In a recent study encompassing the use of fruit flies, scientists at VIB, headquartered in Flanders, Belgium, and KU Leuven, Belgium, say they have demonstrated that over-activity of the enzyme HDAC6 in the nerve ends aggravates symptoms of amyotrophic lateral sclerosis (ALS).
Patrik Verstreken, PhD, VIB/KU Leuven, emphasizes the study’s importance, “…Any additional insight into the dysfunction of nerve cells and the defective transmission of signals to the muscles paves the way to further targeted ALS research.”
According to a recent news release, Verstreken and colleagues have investigated how this type of nerve cell becomes defective in fruit flies that express a form of ALS. The specific defect in ALS is found at the nerve endings, and this is reportedly where the team pinpointed an over-activity of HDAC6. The release notes that the disrupted synaptic transmission is attributed to the over-activity of HDAC6, resulting in a symptomatic aggravation of the disease.

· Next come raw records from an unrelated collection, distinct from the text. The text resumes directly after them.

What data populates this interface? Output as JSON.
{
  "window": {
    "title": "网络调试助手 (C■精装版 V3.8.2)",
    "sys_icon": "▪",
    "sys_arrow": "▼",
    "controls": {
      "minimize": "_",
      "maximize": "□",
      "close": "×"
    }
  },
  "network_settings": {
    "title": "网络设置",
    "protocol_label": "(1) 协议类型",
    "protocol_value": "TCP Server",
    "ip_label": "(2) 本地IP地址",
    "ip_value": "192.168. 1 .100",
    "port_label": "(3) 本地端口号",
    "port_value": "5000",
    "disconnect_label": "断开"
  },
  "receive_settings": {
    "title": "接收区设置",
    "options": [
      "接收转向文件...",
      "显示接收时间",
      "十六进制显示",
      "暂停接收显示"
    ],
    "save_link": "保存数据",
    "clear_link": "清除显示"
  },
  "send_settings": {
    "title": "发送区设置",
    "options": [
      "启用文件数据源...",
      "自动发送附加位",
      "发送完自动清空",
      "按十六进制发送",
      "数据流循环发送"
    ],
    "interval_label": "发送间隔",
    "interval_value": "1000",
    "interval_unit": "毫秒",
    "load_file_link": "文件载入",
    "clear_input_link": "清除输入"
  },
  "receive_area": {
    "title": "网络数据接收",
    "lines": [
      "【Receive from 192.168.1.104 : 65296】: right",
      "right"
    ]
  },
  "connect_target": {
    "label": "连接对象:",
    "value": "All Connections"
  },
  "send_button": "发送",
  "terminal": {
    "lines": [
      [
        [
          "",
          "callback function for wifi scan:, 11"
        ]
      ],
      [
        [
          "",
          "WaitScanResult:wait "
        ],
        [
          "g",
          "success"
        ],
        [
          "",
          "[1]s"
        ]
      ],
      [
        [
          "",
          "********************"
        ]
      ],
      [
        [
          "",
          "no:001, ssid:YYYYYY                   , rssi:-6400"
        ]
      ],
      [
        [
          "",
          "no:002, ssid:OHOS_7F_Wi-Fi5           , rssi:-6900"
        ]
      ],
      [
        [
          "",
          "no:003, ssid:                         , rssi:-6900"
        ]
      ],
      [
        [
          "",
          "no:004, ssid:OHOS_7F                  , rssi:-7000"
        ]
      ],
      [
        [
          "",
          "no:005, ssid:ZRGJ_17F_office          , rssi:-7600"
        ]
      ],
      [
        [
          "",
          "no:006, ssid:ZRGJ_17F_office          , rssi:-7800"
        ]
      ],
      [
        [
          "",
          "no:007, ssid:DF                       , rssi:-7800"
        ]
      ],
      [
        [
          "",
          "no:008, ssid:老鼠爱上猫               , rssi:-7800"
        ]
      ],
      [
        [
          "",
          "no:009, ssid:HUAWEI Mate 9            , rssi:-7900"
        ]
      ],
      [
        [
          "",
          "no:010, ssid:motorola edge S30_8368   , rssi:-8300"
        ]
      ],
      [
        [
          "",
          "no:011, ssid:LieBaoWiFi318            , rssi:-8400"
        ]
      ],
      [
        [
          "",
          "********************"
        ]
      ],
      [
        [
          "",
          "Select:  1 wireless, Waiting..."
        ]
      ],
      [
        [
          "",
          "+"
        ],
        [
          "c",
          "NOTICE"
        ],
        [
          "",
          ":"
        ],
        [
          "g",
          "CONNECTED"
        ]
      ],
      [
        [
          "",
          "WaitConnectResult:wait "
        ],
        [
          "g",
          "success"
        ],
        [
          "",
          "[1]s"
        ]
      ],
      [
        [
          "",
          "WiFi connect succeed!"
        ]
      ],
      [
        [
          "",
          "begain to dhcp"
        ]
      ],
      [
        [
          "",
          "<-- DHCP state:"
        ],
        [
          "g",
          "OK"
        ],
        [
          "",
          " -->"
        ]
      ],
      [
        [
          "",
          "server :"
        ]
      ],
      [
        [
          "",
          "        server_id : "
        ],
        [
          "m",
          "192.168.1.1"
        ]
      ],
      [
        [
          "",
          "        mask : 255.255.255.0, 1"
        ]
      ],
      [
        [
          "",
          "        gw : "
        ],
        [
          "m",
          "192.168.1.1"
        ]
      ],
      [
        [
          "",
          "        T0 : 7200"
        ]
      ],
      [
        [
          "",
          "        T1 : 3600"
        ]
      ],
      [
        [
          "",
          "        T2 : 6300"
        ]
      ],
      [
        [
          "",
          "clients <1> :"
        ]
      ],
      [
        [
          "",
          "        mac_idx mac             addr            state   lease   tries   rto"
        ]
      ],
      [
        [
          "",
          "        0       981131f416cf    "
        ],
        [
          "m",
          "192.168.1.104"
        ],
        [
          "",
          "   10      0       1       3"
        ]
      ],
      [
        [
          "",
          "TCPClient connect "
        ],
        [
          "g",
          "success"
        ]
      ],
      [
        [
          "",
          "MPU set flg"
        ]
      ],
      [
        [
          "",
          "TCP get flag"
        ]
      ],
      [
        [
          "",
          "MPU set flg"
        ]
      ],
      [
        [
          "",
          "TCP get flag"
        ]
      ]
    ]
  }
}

The results suggest, in theory, that to stop the process it may be key to combat the over-activation of HDAC6 in order to return to the “normal” activity of the HDAC6 enzyme. As stated in the release, while the study’s findings may pave the way for symptomatic ALS treatment in the future, the HDAC6 defect is likely one of many enzyme defects that play a role in ALS. Verstreken and Wim Robberecht, VIB/KU Leuven, also demonstrated the enzyme Elp3 behaves in the same process at the nerve endings as HDAC6. The researchers ultimately call for a variety of avenues to be explored in order to find a treatment for ALS.
Source: Medical News Today, VIB, KU Leuven